Khiron has over a 90% gross margin for medical cannabis products, and prescription sales are increasing by 25% month on month. What fundamentals make Khiron a solid business?
For us, it has always been about creating the market and generating demand; therefore, we take the conversations about medical cannabis to doctors and patients, and make sure they understand it as a viable alternative. We focus on getting new patients and retaining them. Is it about the sustainability of the business, because selling medical cannabis is a challenge, particularly in Latin America. We measure variables such as patient acquisition, patient retention, dollar per gram that we sell, cross profitability per patient, lifetime value of the patient, doctors' willingness to prescribe, and monthly prescriptions per doctor. Our goal is to have 1 million patients by 2024, so our concern is not about the amount of grams, but about how we improve the patients' quality of life. We also work on providing access and ensuring insurance covers it. Today, 60% of our patients have insurance coverage in Colombia, which means if we do our work right, those patients will stay with us for a long time, which will make us sustainable, and allow for exponential growth. We also want to take this model to the rest of Latin America.
Khiron has 10 clinics in Colombia that form the basis of the distribution network. What are the advantages of having these health centers as a distribution channel and what has been the overall performance of the business?
We have long focused on medical education, and we have a top-quality medical program. We partner with Tec de Monterrey to provide a diploma on medical cannabis. But afterwards, you need to bring the theory to practice. If you visit one of our health centers, you will see more than 300 daily prescriptions for medical cannabis for different conditions. We have been creating an ecosystem of evidence and education, and have our own health centers where we constantly train our doctors. We have just expanded to Peru, and we brought all our doctors from there to Colombia for a week to see the operation of the clinics. We are setting up a medical board, where doctors from anywhere in Colombia can get together to discuss cases. We are set to commence publishing papers in 2021 so doctors can see the data, which will allow us to bring more patients to our clinics.
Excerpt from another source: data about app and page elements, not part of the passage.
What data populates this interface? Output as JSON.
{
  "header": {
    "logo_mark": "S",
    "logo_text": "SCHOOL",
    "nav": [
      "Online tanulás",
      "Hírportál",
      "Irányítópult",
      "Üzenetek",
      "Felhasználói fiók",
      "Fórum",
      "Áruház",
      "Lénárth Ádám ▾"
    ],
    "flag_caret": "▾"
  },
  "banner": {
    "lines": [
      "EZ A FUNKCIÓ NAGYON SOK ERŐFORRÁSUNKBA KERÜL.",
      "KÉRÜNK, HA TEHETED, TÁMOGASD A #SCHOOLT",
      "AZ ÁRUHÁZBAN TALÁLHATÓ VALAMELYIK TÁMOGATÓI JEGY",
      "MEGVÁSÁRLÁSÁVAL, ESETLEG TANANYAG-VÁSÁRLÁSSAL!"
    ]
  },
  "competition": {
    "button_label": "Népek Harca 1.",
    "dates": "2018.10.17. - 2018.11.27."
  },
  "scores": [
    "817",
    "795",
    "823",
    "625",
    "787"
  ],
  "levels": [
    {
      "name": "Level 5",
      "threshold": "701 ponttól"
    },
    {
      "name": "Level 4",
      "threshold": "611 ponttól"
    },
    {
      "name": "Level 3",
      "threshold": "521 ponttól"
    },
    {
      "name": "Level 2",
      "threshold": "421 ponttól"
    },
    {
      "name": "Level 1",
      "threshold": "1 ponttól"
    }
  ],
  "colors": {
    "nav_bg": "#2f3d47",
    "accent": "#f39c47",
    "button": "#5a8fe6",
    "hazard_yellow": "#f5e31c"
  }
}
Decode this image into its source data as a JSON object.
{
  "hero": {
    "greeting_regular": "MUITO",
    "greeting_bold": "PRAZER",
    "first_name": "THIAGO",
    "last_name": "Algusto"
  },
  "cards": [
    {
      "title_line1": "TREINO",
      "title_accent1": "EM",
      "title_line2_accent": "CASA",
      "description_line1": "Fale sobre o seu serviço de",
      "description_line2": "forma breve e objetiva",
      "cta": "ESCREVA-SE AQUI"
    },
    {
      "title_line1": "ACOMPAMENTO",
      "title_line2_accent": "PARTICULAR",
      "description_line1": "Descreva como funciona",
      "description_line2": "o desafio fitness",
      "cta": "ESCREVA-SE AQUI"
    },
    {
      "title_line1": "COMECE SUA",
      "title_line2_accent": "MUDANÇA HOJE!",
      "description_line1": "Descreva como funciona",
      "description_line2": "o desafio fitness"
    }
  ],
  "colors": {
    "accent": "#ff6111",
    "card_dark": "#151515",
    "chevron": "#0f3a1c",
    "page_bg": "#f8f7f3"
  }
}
What company features distinguish Khiron from other companies in the country?
In Colombia, there are 3.5 million patients with chronic pain. The average cost for the insurance system for a neuropathic pain patient is about USD5,000. 80% of that cost is for opioid medications. Healthcare in Latin America is funded by taxes from the tobacco, sugar, and gambling industries. In addition, our population is aging while the cost of healthcare is increasing. Medical cannabis is a disruptor of that model, because patients should have integrated care for mind, body, and spirit. Medical cannabis for certain conditions can be at the center of comprehensive treatments if we provide the right data. Three to five years from now, we will be able to get Latin America off opioids, which will generate major savings and ultimately provide better results for patients. With the pandemic the government has had to spend much more money on healthcare, and the question is how to pay for it?
How is Khiron working on key ESG concerns, and what are the advantages in terms of operations and investment performances?
Our mission is to improve the quality of life of patients, so from the beginning we have wanted to disrupt non-sustainable industries. We work with gender equality, pay equality, solar power generation because we believe we are here to do good. When the pandemic started, we donated PCR tests to the city of Bogotá. We work on these measures to align with the UN's sustainable goals. We believe in the future, and we have investors that understand this company is here to do good. We have also completed an ESG specific report that will shortly be released.